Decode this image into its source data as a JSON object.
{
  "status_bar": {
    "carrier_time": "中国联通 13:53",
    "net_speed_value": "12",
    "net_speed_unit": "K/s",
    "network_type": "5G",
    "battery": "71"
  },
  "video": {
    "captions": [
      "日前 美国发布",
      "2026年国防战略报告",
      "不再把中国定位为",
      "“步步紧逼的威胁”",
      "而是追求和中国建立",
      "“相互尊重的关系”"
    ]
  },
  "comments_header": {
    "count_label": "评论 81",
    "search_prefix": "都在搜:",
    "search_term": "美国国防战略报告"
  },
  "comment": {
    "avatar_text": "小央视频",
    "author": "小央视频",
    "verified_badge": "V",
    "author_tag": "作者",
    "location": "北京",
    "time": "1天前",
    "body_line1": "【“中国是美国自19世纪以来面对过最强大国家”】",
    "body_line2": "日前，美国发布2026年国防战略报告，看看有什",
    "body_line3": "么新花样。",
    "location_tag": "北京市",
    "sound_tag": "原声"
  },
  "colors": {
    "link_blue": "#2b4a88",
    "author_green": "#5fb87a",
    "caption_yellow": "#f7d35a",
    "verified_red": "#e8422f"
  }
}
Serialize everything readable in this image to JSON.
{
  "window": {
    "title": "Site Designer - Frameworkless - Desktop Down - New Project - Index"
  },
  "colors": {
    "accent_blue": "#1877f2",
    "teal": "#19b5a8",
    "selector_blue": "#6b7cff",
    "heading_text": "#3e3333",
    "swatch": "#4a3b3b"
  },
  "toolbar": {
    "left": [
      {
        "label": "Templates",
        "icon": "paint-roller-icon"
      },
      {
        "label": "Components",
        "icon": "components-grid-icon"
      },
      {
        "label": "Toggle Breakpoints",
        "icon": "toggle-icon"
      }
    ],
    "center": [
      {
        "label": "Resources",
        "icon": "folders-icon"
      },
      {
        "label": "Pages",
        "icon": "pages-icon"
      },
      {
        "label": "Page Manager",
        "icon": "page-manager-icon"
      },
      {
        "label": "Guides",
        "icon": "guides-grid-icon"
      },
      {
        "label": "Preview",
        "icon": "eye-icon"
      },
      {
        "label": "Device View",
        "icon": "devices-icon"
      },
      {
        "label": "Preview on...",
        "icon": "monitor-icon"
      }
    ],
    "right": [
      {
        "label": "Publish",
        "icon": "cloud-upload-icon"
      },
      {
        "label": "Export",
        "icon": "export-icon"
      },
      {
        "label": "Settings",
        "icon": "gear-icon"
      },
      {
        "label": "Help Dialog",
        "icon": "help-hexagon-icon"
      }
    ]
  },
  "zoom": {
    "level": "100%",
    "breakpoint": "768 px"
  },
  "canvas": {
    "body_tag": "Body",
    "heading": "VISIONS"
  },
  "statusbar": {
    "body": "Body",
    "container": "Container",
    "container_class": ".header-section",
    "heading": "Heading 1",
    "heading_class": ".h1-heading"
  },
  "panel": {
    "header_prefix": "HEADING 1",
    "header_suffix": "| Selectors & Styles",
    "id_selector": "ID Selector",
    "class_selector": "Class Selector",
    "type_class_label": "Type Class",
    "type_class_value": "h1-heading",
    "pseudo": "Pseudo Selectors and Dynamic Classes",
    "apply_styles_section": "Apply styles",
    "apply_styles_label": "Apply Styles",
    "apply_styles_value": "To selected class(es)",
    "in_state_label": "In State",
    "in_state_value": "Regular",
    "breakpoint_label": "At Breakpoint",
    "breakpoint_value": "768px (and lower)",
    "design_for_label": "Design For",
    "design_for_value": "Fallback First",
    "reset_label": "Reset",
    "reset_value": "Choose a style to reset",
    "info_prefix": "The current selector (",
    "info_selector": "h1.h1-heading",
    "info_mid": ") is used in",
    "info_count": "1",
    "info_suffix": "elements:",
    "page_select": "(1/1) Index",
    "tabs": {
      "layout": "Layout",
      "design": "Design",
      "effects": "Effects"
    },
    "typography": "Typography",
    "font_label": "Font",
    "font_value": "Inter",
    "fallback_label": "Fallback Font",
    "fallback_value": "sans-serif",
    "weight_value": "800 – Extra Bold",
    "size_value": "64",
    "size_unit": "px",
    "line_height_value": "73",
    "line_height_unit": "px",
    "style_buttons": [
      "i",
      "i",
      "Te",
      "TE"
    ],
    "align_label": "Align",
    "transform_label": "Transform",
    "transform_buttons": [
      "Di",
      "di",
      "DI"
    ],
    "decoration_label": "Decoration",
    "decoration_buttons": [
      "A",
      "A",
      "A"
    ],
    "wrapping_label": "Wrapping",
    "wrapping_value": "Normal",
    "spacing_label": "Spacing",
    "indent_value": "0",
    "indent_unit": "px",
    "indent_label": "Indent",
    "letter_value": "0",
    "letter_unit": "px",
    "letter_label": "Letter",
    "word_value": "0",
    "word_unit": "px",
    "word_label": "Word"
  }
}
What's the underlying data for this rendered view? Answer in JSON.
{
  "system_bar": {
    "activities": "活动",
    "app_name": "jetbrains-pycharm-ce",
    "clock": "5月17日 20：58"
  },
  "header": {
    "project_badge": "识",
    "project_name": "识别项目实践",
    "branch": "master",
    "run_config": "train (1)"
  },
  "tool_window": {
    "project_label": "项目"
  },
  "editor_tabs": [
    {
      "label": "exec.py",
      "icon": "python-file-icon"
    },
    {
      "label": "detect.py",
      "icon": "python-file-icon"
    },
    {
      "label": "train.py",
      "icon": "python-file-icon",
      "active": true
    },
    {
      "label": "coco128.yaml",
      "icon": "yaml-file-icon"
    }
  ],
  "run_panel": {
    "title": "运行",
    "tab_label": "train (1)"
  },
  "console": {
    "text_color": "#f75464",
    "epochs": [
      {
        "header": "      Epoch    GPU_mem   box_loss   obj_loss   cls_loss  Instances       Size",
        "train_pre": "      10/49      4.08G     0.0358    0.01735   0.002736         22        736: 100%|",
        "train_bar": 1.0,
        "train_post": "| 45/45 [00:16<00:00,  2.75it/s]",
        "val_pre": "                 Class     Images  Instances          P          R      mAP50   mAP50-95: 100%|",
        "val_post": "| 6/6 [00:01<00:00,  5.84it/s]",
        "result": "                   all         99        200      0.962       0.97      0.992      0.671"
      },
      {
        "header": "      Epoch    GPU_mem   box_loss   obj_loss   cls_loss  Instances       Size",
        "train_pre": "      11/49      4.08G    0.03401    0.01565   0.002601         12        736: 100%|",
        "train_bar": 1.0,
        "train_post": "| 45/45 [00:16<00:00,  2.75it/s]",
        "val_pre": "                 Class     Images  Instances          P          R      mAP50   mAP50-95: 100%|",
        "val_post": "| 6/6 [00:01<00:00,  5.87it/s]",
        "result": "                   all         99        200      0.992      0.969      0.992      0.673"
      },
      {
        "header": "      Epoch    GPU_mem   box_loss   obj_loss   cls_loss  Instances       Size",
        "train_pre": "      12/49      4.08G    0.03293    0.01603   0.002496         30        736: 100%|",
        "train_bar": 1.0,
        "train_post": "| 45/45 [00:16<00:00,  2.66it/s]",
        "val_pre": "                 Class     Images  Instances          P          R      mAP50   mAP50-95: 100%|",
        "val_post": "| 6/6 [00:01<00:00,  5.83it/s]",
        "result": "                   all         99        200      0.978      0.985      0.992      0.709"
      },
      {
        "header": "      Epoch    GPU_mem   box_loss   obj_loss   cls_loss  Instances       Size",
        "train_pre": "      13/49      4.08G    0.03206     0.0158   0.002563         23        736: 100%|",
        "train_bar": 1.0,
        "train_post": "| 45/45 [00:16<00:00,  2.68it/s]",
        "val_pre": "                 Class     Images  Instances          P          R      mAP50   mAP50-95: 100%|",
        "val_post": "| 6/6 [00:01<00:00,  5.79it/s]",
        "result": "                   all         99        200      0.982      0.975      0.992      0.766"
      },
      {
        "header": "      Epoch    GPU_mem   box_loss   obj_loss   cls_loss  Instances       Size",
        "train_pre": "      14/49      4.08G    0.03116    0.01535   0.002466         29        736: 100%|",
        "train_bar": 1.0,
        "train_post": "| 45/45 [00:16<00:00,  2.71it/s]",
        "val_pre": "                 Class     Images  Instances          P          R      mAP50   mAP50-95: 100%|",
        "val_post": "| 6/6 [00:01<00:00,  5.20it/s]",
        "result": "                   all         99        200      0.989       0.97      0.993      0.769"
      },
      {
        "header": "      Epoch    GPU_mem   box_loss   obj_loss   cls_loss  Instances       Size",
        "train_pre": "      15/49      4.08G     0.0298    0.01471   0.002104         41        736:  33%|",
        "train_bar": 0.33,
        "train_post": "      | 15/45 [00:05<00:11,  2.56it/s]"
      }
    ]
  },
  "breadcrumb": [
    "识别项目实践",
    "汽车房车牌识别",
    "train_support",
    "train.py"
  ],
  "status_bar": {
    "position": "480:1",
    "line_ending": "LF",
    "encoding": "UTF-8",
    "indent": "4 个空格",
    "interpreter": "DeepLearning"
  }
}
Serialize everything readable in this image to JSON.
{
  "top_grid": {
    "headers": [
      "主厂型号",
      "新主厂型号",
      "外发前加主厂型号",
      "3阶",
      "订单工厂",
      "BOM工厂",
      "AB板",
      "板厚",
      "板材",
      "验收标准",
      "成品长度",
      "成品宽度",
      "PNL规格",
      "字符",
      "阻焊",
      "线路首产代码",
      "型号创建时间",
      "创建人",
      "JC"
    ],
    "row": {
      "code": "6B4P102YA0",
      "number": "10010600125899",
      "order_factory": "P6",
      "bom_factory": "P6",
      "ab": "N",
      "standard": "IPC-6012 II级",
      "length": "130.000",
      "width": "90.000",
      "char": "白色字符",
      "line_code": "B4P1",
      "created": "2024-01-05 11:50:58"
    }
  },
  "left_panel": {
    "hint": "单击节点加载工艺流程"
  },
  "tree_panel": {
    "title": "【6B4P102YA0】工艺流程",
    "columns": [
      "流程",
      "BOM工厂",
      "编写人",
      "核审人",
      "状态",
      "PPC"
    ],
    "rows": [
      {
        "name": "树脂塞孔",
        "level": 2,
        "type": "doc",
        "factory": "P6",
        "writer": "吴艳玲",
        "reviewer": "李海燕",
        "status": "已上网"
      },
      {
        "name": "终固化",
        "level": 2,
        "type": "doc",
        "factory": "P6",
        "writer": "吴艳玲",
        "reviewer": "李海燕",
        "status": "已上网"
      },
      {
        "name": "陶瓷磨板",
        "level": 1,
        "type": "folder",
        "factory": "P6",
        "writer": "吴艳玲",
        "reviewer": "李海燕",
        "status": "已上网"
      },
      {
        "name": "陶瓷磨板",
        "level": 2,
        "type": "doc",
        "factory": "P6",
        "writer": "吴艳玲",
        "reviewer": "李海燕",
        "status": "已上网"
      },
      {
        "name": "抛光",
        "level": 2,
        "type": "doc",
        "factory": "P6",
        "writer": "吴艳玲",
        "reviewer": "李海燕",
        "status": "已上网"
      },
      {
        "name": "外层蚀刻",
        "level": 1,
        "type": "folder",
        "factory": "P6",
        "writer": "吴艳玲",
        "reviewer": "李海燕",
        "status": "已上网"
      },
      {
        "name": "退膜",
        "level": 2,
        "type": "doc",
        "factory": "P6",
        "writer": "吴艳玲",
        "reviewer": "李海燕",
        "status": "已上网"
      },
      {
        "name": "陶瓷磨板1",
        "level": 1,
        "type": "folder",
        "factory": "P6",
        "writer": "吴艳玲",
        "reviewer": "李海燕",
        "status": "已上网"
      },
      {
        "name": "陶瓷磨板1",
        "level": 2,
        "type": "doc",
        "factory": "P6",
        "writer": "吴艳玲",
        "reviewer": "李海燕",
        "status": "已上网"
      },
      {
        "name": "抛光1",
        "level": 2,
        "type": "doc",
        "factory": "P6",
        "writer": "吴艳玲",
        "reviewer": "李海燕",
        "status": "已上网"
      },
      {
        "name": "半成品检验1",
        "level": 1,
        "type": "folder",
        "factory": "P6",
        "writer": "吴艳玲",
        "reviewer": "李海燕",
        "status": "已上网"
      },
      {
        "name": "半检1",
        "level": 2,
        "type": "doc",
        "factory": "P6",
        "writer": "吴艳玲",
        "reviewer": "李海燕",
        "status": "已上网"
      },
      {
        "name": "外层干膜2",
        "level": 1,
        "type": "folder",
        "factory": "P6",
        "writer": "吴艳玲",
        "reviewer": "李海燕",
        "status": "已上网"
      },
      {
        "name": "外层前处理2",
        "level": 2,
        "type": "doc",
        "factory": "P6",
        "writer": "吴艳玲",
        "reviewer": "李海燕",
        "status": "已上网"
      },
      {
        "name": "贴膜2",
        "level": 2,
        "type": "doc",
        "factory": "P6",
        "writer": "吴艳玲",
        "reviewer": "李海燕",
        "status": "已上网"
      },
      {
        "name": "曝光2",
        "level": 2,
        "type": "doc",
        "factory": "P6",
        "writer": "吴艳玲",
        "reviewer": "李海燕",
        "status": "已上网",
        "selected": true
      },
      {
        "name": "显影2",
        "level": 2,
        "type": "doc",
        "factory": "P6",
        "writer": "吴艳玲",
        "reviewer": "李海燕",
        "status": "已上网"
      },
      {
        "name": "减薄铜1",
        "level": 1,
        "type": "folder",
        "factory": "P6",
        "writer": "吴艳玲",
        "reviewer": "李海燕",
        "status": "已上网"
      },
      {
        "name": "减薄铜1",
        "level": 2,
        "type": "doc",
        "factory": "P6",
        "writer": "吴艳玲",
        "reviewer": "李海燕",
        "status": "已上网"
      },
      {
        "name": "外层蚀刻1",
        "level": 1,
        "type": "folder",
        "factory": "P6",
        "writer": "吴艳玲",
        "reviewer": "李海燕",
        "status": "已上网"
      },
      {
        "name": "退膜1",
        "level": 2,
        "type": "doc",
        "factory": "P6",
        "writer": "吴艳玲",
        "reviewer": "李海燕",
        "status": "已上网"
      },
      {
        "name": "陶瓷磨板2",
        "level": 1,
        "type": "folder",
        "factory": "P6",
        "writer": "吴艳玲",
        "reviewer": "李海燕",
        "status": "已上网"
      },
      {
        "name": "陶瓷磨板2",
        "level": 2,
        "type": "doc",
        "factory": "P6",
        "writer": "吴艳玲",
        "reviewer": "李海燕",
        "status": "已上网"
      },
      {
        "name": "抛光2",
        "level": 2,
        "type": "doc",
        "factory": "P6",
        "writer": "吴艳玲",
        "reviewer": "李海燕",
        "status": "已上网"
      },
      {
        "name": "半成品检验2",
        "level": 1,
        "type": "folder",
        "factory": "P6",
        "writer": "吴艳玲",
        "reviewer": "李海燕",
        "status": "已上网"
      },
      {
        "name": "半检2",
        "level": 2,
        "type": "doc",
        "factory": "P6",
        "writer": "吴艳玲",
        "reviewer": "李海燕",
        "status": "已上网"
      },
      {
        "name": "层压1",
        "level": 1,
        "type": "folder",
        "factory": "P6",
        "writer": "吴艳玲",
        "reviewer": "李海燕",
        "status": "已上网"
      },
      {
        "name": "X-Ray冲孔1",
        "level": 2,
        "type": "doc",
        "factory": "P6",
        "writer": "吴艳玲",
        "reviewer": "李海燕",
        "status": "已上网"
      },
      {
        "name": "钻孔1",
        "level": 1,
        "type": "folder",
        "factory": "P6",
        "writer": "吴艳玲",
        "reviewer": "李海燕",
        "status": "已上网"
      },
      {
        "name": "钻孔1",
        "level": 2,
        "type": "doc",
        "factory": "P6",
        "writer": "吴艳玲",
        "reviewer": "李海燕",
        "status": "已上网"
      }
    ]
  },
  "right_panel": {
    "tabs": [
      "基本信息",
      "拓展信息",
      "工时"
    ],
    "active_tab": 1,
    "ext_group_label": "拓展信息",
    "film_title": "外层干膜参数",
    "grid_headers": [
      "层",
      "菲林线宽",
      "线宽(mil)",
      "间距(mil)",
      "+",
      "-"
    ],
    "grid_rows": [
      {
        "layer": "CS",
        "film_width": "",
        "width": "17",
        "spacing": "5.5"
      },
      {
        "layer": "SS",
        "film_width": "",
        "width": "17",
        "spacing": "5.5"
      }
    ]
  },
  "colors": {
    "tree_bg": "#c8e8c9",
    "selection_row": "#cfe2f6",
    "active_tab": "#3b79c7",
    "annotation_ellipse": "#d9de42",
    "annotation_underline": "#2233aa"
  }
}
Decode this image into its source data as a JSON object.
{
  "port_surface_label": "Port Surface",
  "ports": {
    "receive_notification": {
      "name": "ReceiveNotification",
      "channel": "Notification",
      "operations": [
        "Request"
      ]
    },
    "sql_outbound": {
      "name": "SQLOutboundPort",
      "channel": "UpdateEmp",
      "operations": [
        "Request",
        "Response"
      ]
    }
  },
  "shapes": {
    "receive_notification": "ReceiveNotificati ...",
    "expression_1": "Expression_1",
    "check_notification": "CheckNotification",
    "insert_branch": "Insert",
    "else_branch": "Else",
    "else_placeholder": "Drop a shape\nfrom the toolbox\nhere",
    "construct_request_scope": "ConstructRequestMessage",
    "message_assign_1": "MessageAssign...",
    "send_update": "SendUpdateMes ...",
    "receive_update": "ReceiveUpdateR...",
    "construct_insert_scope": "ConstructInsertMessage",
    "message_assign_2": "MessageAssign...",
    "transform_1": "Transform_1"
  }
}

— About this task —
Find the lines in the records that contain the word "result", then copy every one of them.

— Reply to the exercise —
        "result": "                   all         99        200      0.962       0.97      0.992      0.671"
        "result": "                   all         99        200      0.992      0.969      0.992      0.673"
        "result": "                   all         99        200      0.978      0.985      0.992      0.709"
        "result": "                   all         99        200      0.982      0.975      0.992      0.766"
        "result": "                   all         99        200      0.989       0.97      0.993      0.769"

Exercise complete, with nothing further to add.